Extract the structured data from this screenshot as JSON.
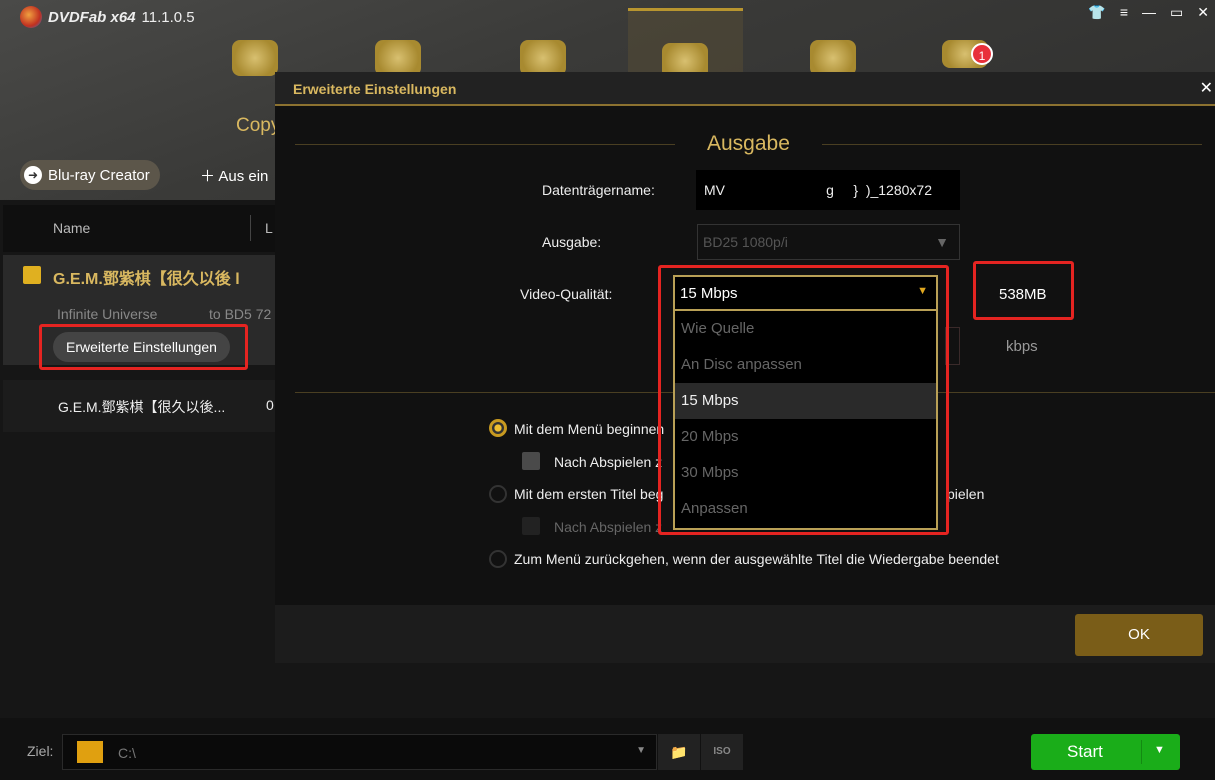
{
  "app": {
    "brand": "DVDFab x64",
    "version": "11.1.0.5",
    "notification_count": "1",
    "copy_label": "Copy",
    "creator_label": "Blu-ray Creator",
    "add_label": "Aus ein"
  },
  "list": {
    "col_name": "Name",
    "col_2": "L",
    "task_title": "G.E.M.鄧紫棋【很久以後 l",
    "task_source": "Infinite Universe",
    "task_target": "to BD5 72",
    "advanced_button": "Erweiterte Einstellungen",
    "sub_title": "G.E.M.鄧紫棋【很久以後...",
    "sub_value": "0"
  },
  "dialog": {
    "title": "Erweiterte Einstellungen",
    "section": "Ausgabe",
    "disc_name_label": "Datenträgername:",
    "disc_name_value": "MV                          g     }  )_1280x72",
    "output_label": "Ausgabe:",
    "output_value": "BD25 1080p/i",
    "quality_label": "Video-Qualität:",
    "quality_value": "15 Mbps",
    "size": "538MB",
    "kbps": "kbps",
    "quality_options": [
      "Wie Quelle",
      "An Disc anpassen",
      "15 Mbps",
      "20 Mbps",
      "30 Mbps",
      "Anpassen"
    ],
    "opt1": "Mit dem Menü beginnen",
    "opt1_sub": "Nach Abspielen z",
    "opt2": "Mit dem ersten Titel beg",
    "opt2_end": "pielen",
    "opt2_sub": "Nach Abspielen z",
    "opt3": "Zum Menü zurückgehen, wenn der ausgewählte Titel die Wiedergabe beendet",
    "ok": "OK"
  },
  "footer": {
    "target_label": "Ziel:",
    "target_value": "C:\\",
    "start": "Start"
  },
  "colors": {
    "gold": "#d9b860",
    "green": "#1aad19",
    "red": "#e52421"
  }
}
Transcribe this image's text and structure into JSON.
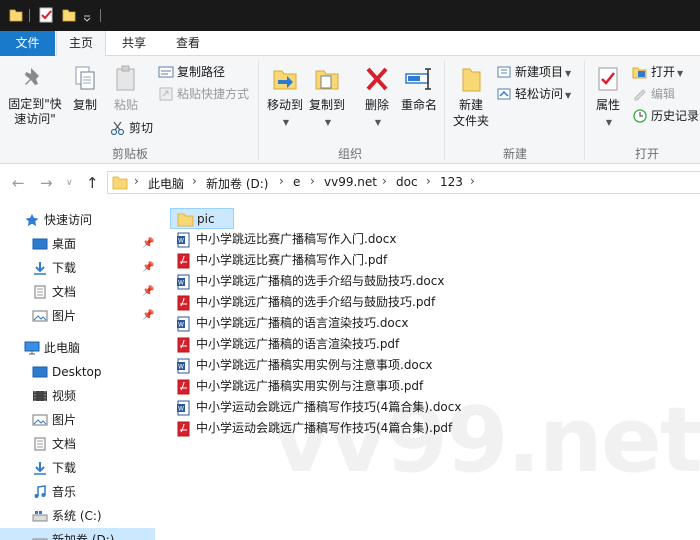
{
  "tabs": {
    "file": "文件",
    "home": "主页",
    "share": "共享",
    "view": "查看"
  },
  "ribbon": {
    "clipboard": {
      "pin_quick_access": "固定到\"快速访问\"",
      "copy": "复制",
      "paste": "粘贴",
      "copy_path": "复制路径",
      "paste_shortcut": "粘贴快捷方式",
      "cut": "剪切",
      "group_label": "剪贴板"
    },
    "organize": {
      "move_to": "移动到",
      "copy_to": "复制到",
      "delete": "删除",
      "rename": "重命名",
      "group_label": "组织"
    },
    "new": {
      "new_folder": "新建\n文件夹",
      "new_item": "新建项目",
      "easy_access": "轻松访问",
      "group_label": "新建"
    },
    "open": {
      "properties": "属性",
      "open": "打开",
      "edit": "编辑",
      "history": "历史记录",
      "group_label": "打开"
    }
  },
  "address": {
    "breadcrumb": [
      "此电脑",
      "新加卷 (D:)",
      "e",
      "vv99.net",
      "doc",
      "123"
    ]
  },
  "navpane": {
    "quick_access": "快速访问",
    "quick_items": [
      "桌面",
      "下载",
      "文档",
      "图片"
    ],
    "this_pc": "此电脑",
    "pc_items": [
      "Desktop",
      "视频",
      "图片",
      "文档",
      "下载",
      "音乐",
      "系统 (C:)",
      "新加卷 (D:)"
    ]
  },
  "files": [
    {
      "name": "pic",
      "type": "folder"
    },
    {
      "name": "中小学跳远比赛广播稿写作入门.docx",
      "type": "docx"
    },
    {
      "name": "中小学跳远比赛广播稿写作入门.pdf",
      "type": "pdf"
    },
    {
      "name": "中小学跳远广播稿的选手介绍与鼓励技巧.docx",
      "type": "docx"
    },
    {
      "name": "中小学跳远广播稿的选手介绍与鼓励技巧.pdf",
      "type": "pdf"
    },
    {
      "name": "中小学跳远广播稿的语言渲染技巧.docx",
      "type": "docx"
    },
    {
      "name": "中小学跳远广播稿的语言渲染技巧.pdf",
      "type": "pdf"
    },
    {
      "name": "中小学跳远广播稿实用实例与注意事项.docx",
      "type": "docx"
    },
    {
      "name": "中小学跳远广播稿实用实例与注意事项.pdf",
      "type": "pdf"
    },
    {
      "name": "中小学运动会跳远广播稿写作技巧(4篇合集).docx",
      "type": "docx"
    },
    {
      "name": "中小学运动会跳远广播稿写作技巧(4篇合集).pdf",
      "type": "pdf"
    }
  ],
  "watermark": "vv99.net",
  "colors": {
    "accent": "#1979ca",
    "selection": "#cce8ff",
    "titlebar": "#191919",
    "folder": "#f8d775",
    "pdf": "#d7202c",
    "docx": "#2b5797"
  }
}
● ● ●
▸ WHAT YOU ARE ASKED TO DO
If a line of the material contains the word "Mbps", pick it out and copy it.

▸ OUTPUT BELOW
    "quality_value": "15 Mbps",
      "15 Mbps",
      "20 Mbps",
      "30 Mbps",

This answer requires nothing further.